Please note that the Cordite load was used in the .303 British calibre M-H carbines used by the Natal Mounted Police et al.
And NOT the .577-.450.....
The Cordite .303 load in a carbine with an 18" barrel was absolutely appalling to shoot from a recoil POV. I took two shots and gave it back to the owner with gratitude.
They served the Empire very well for many years.
I love both that I saved some end tabs and also that Kynoch color coded their paper wraps of the bullets. White paper on a Kynoch load designates black powder.
I think what has happened is you think only in terms of the 1877 military loading for the caliber.

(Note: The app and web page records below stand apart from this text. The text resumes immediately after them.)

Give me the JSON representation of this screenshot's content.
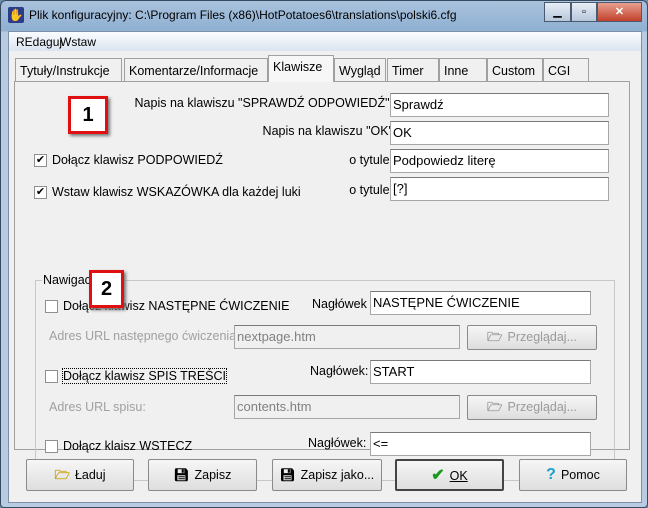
{
  "window": {
    "title": "Plik konfiguracyjny: C:\\Program Files (x86)\\HotPotatoes6\\translations\\polski6.cfg"
  },
  "menu": [
    "REdaguj",
    "Wstaw"
  ],
  "tabs": [
    "Tytuły/Instrukcje",
    "Komentarze/Informacje",
    "Klawisze",
    "Wygląd",
    "Timer",
    "Inne",
    "Custom",
    "CGI"
  ],
  "selected_tab": "Klawisze",
  "keys": {
    "check_label": "Napis na klawiszu \"SPRAWDŹ ODPOWIEDŹ\":",
    "check_value": "Sprawdź",
    "ok_label": "Napis na klawiszu \"OK\"",
    "ok_value": "OK",
    "hint_checkbox": "Dołącz klawisz PODPOWIEDŹ",
    "hint_checked": true,
    "hint_title_label": "o tytule:",
    "hint_value": "Podpowiedz literę",
    "clue_checkbox": "Wstaw klawisz WSKAZÓWKA dla każdej luki",
    "clue_checked": true,
    "clue_title_label": "o tytule:",
    "clue_value": "[?]"
  },
  "navigation": {
    "legend": "Nawigacja",
    "next_checkbox": "Dołącz klawisz NASTĘPNE ĆWICZENIE",
    "next_checked": false,
    "next_header_label": "Nagłówek",
    "next_value": "NASTĘPNE ĆWICZENIE",
    "next_url_label": "Adres URL następnego ćwiczenia",
    "next_url_value": "nextpage.htm",
    "browse_label": "Przeglądaj...",
    "contents_checkbox": "Dołącz klawisz SPIS TREŚCI",
    "contents_checked": false,
    "contents_header_label": "Nagłówek:",
    "contents_value": "START",
    "contents_url_label": "Adres URL spisu:",
    "contents_url_value": "contents.htm",
    "back_checkbox": "Dołącz klaisz WSTECZ",
    "back_checked": false,
    "back_header_label": "Nagłówek:",
    "back_value": "<="
  },
  "markers": [
    "1",
    "2"
  ],
  "buttons": {
    "load": "Ładuj",
    "save": "Zapisz",
    "save_as": "Zapisz jako...",
    "ok": "OK",
    "help": "Pomoc"
  }
}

Commercial loadings were also available and fairly common by 1900 or so. In 1902 the British approved a cordite loading submission from Kynoch. See http://www.martinihenry.org/index.php?route=product/product&path=61_65&product_id=94 for details. The Martini Henry in .577-450 remained in service as a reserve weapon across the empire for a long time with some field usage of it recorded in India as late as the 1940s.
The orange paper on a Kynoch MH load designates a cordite loaded round. Since Cordite is a smokeless powder the end tab says smokeless. 35.8 gr. of #3 cordite. Kynoch offered this and other 577/450 loadings until the 1950s. Vast but pricy stocks of it still exist on the shelves of bulk ammo dealers. Reloading the Kynoch shells in the US requires drilling out the original primer pocket from the inside and replacing the primer with a W209 shotgun primer. Thereafter reload as normal.